That is, surely my critics agree with me that to kill someone is worse than to cause that person lesser harm, and that to harm someone intentionally, with pre-planning and hatred, is worse than to do the same harm to someone in a momentary fit of passion; which is worse than to cause that harm through negligence; which is worse than to cause that harm completely accidentally.
These are the distinctions I’m drawing between, on the one hand, abortion, every successful procedure of which intentionally kills an innocent human being, and, on the other hand, poverty, environmental pollution, or even racism, none of which necessarily kills a human being, and none of which necessarily causes any harm intentionally.
If we have common ground on those distinctions, then I’m satisfied. I think those distinctions should lead one to recognize that to apply the “pro-life” label equally to opposition to abortion and to efforts to reduce poverty, environmental pollution, racism, and smoking is likely to cause confusion and so to weaken efforts to protect life in the womb — while not helping efforts to protect life outside the womb.

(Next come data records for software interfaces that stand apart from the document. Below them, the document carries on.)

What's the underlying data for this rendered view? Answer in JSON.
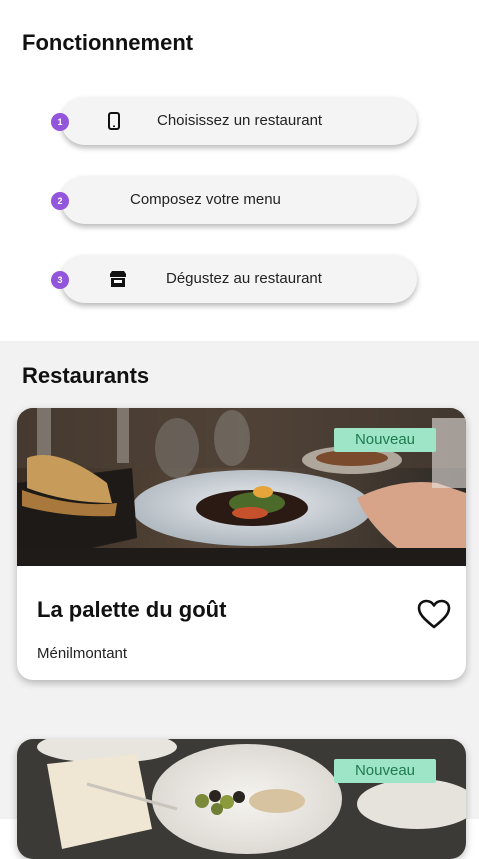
{
  "how": {
    "title": "Fonctionnement",
    "steps": [
      {
        "number": "1",
        "label": "Choisissez un restaurant",
        "icon": "smartphone-icon"
      },
      {
        "number": "2",
        "label": "Composez votre menu",
        "icon": ""
      },
      {
        "number": "3",
        "label": "Dégustez au restaurant",
        "icon": "store-icon"
      }
    ]
  },
  "restaurants": {
    "title": "Restaurants",
    "items": [
      {
        "badge": "Nouveau",
        "name": "La palette du goût",
        "location": "Ménilmontant",
        "favorite_icon": "heart-outline-icon"
      },
      {
        "badge": "Nouveau",
        "name": "",
        "location": ""
      }
    ]
  },
  "colors": {
    "accent": "#9355dc",
    "badge_bg": "#9ee5c8",
    "badge_text": "#1f7a50"
  }
}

But if they’re not persuaded of that point — I can live with that. But I hope they’ll also take a look at what other pro-life leaders said eight years ago in their public statement, “Protecting the Unborn and the Pro-life Movement from a Misleading Environmentalist Tactic,” a message reinforced later, condemning this watered-down notion of what it means to be “pro-life” because it undermines the pro-life movement.
Finally, must we “rise and boldly denounce the words and acts of people who claim that they are for us when their actions run contrary to the very things we believe”? Yes: the words of those who say they’re pro-life but want to elect a president and vice president, both of whom favor legal abortion on demand with no restrictions throughout pregnancy and who lead a party whose platform does likewise.
E. Calvin Beisner, Ph.D., is founder and national spokesman of The Cornwall Alliance for the Stewardship of Creation and former associate professor of Historical Theology and Social Ethics at Knox Theological Seminary.